= WORK ITEM =
Retype each entry exactly.

= AVAILABLE RECORDS =
******
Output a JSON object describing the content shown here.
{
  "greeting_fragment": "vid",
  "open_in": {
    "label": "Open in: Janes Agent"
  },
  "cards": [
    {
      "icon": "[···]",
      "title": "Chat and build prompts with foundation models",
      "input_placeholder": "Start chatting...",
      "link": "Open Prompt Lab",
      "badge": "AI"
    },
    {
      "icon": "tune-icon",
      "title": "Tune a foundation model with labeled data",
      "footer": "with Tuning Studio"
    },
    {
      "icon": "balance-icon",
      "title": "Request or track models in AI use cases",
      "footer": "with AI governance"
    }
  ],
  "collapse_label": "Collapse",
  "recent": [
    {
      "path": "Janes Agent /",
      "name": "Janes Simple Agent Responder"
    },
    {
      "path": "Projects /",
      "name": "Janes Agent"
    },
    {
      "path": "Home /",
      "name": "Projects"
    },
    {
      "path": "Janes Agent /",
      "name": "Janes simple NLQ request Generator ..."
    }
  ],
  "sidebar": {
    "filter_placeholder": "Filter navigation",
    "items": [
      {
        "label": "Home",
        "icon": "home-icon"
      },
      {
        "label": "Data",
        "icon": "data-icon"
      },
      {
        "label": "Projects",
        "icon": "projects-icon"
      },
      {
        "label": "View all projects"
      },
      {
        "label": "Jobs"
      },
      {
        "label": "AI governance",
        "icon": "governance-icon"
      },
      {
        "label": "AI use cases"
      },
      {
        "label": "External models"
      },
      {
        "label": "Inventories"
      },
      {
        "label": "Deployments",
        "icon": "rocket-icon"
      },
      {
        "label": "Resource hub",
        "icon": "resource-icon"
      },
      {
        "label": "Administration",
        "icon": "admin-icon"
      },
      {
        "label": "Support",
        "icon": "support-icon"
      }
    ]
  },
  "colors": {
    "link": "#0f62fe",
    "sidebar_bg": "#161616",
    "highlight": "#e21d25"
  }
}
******
= RESULT OF THIS TASK =
Output a JSON object describing the content shown here.
{
  "greeting_fragment": "vid",
  "open_in": {
    "label": "Open in: Janes Agent"
  },
  "cards": [
    {
      "icon": "[···]",
      "title": "Chat and build prompts with foundation models",
      "input_placeholder": "Start chatting...",
      "link": "Open Prompt Lab",
      "badge": "AI"
    },
    {
      "icon": "tune-icon",
      "title": "Tune a foundation model with labeled data",
      "footer": "with Tuning Studio"
    },
    {
      "icon": "balance-icon",
      "title": "Request or track models in AI use cases",
      "footer": "with AI governance"
    }
  ],
  "collapse_label": "Collapse",
  "recent": [
    {
      "path": "Janes Agent /",
      "name": "Janes Simple Agent Responder"
    },
    {
      "path": "Projects /",
      "name": "Janes Agent"
    },
    {
      "path": "Home /",
      "name": "Projects"
    },
    {
      "path": "Janes Agent /",
      "name": "Janes simple NLQ request Generator ..."
    }
  ],
  "sidebar": {
    "filter_placeholder": "Filter navigation",
    "items": [
      {
        "label": "Home",
        "icon": "home-icon"
      },
      {
        "label": "Data",
        "icon": "data-icon"
      },
      {
        "label": "Projects",
        "icon": "projects-icon"
      },
      {
        "label": "View all projects"
      },
      {
        "label": "Jobs"
      },
      {
        "label": "AI governance",
        "icon": "governance-icon"
      },
      {
        "label": "AI use cases"
      },
      {
        "label": "External models"
      },
      {
        "label": "Inventories"
      },
      {
        "label": "Deployments",
        "icon": "rocket-icon"
      },
      {
        "label": "Resource hub",
        "icon": "resource-icon"
      },
      {
        "label": "Administration",
        "icon": "admin-icon"
      },
      {
        "label": "Support",
        "icon": "support-icon"
      }
    ]
  },
  "colors": {
    "link": "#0f62fe",
    "sidebar_bg": "#161616",
    "highlight": "#e21d25"
  }
}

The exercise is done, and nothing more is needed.